An investigation of horizontal transfer of feed introduced DNA to the aerobic microbiota of the gastrointestinal tract of rats
1 GenØk, Centre for Biosafety, Science Park, 9294 Tromsø, Norway
2 Department of Pharmacy, Faculty of Medicine, University of Tromsø, N-9037 Tromsø, Norway
3 Faculty of Science & Technology, Free University of Bozen/Bolzano, 39100 Bozen/Bolzano, Italy
4 Department of Food Science, Technology and Microbiology, University of Milan, 20133 Milan, Italy
5 Molecular Microbiology & Bioenergetics, Institute of Molecular Biosciences, Goethe University, 60438 Frankfurt/Main, Germany
6 Department of Civil, Environmental and Materials Engineering (DICAM), Faculty of Engineering, University of Bologna, Bologna 40131, Italy
BMC Research Notes 2012, 5:170 doi:10.1186/1756-0500-5-170Published: 1 April 2012

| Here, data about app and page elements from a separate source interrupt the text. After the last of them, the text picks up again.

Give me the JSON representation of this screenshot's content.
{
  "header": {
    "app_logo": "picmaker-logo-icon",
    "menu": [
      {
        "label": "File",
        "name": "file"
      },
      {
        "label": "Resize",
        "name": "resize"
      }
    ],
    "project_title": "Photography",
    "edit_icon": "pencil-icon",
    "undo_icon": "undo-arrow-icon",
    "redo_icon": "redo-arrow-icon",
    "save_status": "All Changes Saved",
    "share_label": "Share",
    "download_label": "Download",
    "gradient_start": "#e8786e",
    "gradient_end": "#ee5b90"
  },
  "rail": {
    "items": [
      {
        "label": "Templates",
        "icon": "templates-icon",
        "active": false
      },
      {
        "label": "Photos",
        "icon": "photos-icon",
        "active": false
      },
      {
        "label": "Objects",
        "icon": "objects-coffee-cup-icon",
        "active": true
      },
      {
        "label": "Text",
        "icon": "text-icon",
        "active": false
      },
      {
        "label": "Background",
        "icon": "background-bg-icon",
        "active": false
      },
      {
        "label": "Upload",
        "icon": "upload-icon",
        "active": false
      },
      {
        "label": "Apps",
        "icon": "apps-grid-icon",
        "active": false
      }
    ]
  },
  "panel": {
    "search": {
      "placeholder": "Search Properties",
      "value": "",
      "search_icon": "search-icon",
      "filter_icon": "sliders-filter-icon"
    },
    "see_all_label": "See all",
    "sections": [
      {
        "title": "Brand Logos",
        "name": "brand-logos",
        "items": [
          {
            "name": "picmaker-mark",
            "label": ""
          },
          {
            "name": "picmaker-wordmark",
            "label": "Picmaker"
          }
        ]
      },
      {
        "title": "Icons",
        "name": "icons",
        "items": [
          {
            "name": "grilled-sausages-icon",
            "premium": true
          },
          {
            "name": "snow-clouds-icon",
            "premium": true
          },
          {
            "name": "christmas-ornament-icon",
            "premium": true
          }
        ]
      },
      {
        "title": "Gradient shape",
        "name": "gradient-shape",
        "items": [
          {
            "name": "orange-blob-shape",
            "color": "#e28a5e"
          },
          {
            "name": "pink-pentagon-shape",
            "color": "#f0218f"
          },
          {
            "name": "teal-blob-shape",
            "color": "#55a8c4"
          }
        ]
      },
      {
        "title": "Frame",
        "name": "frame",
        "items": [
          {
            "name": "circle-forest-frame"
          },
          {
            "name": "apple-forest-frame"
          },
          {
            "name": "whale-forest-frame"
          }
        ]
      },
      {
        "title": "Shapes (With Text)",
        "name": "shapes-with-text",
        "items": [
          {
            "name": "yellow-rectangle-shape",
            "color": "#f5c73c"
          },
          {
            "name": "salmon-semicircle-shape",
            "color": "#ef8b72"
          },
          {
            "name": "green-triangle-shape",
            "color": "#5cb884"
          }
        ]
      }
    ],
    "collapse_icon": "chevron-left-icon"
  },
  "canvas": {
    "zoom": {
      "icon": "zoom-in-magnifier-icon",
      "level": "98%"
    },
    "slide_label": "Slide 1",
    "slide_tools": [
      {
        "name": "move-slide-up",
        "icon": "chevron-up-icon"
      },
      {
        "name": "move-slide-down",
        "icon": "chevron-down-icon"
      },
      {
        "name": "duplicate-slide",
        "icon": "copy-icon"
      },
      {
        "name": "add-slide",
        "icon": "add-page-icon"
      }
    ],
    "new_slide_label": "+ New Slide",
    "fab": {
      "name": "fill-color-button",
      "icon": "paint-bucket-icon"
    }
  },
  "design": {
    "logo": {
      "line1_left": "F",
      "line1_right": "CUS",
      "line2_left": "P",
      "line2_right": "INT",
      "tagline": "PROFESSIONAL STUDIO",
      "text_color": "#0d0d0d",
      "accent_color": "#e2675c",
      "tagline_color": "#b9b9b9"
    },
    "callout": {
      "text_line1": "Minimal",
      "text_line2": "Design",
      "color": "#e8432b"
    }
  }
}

Horizontal gene transfer through natural transformation of members of the microbiota of the lower gastrointestinal tract (GIT) of mammals has not yet been described. Insufficient DNA sequence similarity for homologous recombination to occur has been identified as the major barrier to interspecies transfer of chromosomal DNA in bacteria. In this study we determined if regions of high DNA similarity between the genomes of the indigenous bacteria in the GIT of rats and feed introduced DNA could lead to homologous recombination and acquisition of antibiotic resistance genes.
Plasmid DNA with two resistance genes (nptI and aadA) and regions of high DNA similarity to 16S rRNA and 23S rRNA genes present in a broad range of bacterial species present in the GIT, were constructed and added to standard rat feed. Six rats, with a normal microbiota, were fed DNA containing pellets daily over four days before sampling of the microbiota from the different GI compartments (stomach, small intestine, cecum and colon). In addition, two rats were included as negative controls. Antibiotic resistant colonies growing on selective media were screened for recombination with feed introduced DNA by PCR targeting unique sites in the putatively recombined regions. No transformants were identified among 441 tested isolates.

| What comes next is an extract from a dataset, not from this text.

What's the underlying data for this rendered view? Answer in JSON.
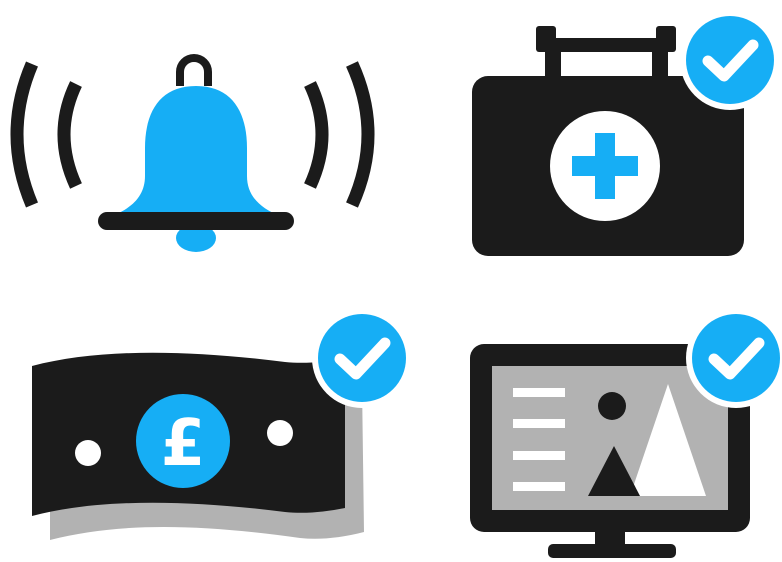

The analyses showed that extensive ingestion of DNA (100 μg plasmid) per day did not lead to increased proportions of kanamycin resistant bacteria, nor did it produce detectable transformants among the aerobic microbiota examined for 6 rats (detection limit < 1 transformant per 1,1 × 108 cultured bacteria). The key methodological challenges to HGT detection in animal feedings trials are identified and discussed. This study is consistent with other studies suggesting natural transformation is not detectable in the GIT of mammals.